**Problem:** Give back every record verbatim, but not the pictures.

**Given records:**
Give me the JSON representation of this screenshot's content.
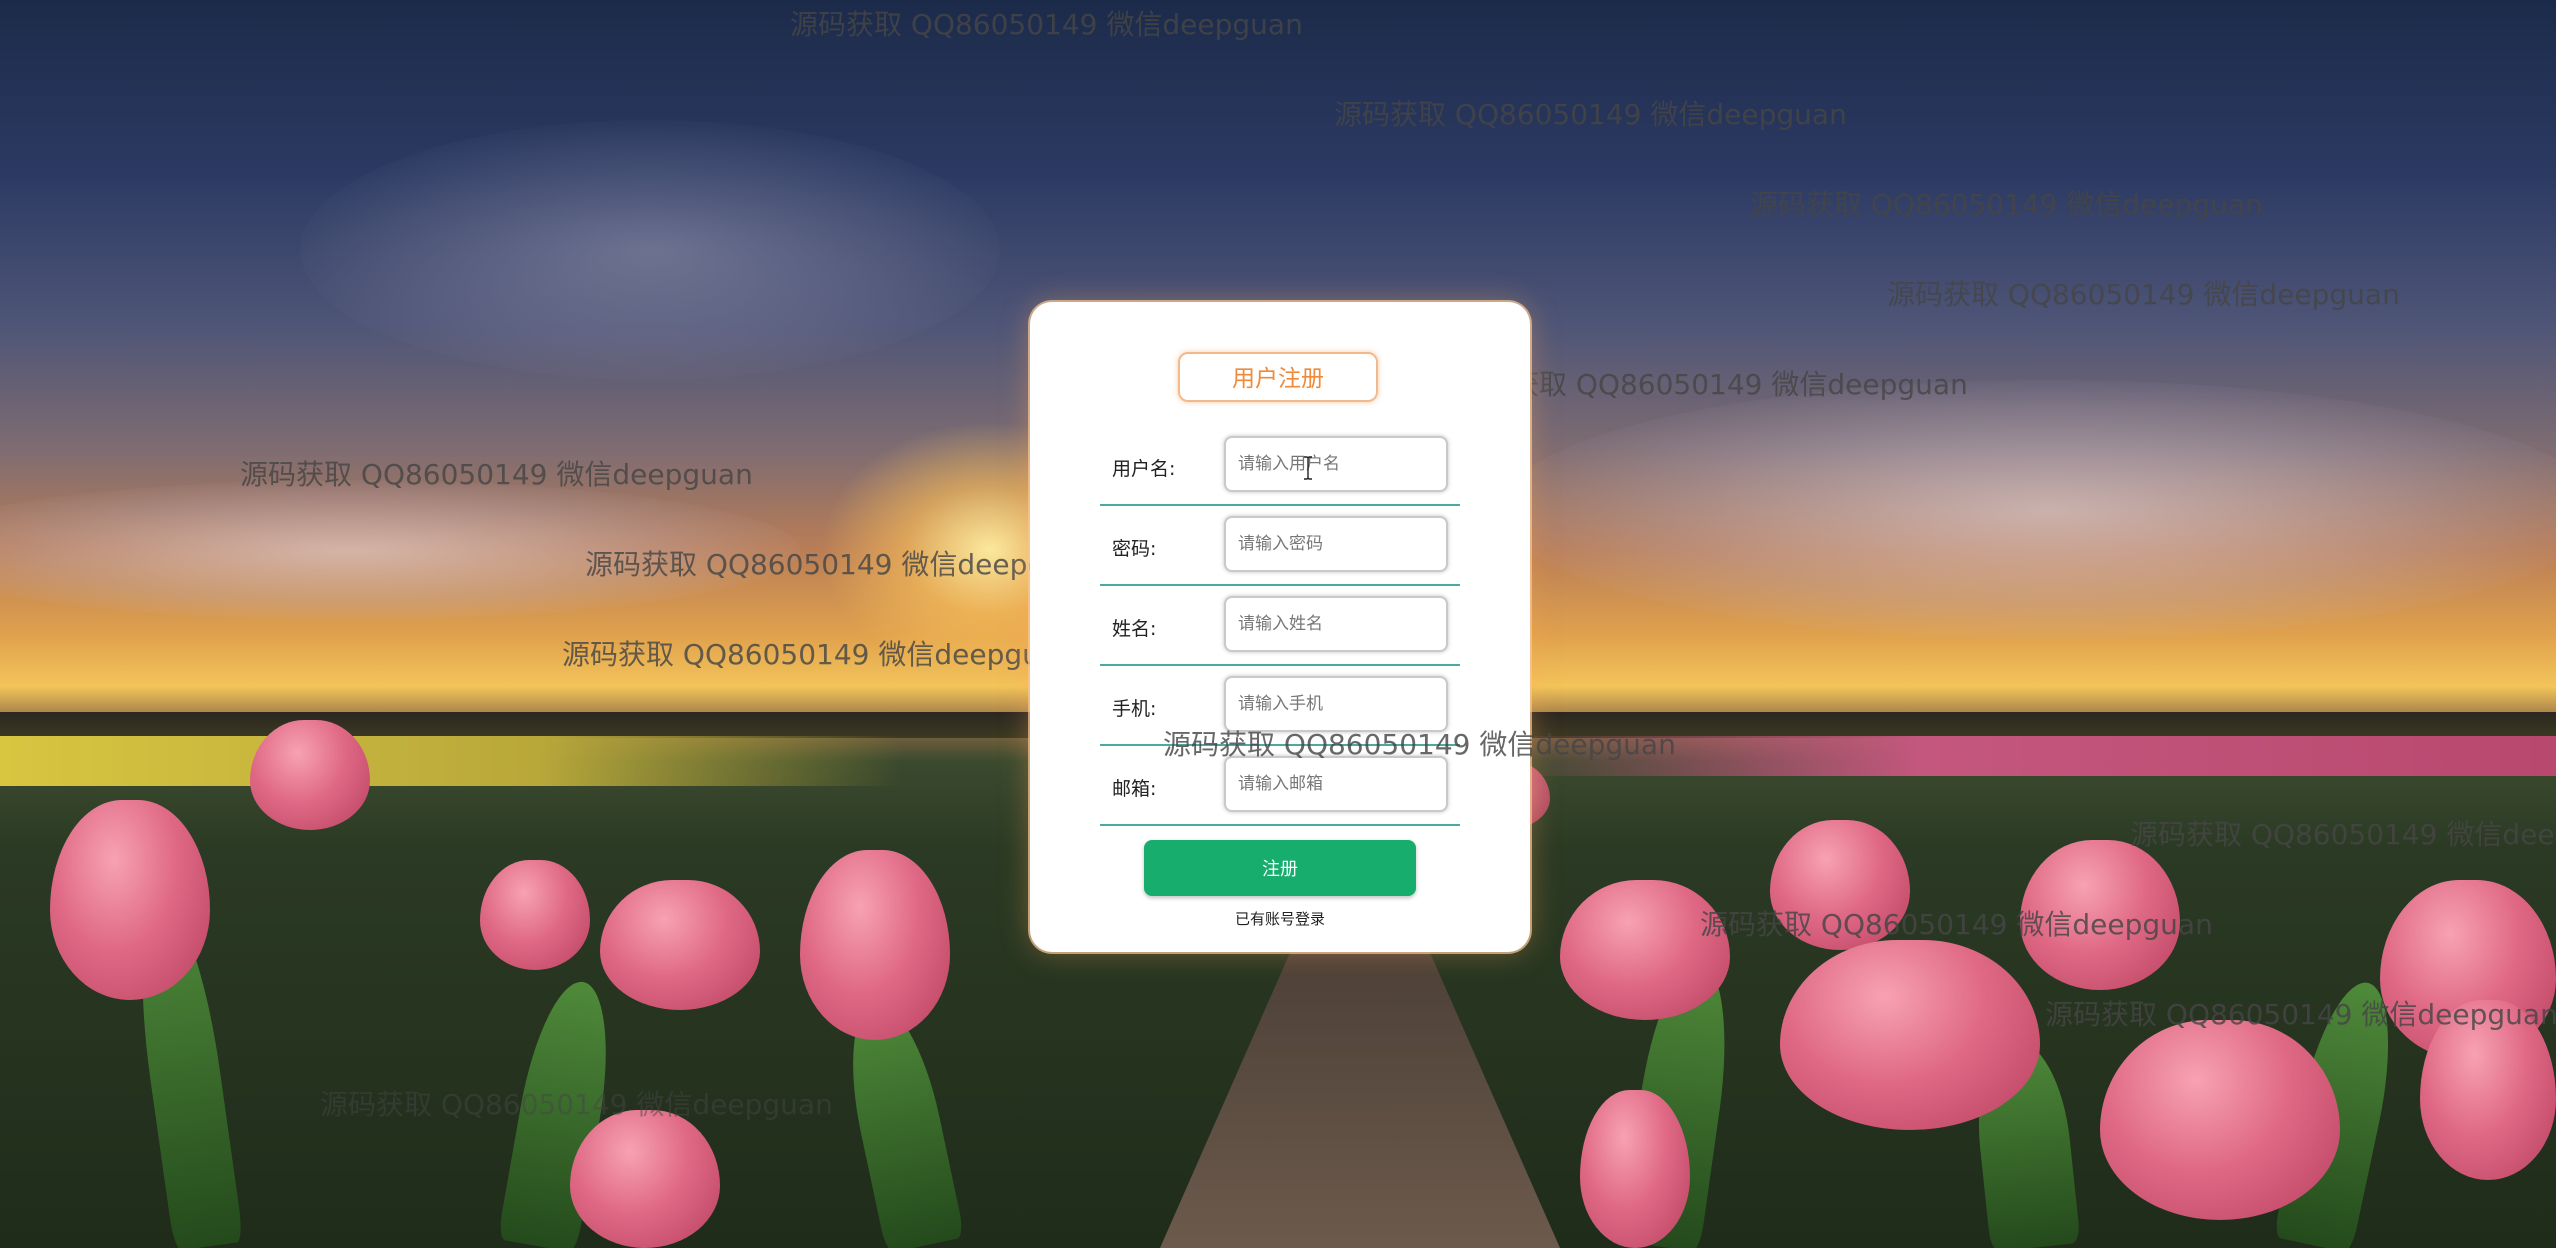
{
  "form": {
    "title": "用户注册",
    "fields": [
      {
        "label": "用户名:",
        "placeholder": "请输入用户名",
        "value": ""
      },
      {
        "label": "密码:",
        "placeholder": "请输入密码",
        "value": ""
      },
      {
        "label": "姓名:",
        "placeholder": "请输入姓名",
        "value": ""
      },
      {
        "label": "手机:",
        "placeholder": "请输入手机",
        "value": ""
      },
      {
        "label": "邮箱:",
        "placeholder": "请输入邮箱",
        "value": ""
      }
    ],
    "submit_label": "注册",
    "login_link_label": "已有账号登录"
  },
  "watermark": {
    "text": "源码获取 QQ86050149 微信deepguan"
  },
  "colors": {
    "title_text": "#f08a38",
    "title_border": "#f4b98a",
    "submit_bg": "#16ad6d",
    "row_divider": "#4aa9a2"
  },
  "icons": {
    "text_cursor": "i-beam-cursor-icon"
  }
}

**Expected output:**
Give me the JSON representation of this screenshot's content.
{
  "form": {
    "title": "用户注册",
    "fields": [
      {
        "label": "用户名:",
        "placeholder": "请输入用户名",
        "value": ""
      },
      {
        "label": "密码:",
        "placeholder": "请输入密码",
        "value": ""
      },
      {
        "label": "姓名:",
        "placeholder": "请输入姓名",
        "value": ""
      },
      {
        "label": "手机:",
        "placeholder": "请输入手机",
        "value": ""
      },
      {
        "label": "邮箱:",
        "placeholder": "请输入邮箱",
        "value": ""
      }
    ],
    "submit_label": "注册",
    "login_link_label": "已有账号登录"
  },
  "watermark": {
    "text": "源码获取 QQ86050149 微信deepguan"
  },
  "colors": {
    "title_text": "#f08a38",
    "title_border": "#f4b98a",
    "submit_bg": "#16ad6d",
    "row_divider": "#4aa9a2"
  },
  "icons": {
    "text_cursor": "i-beam-cursor-icon"
  }
}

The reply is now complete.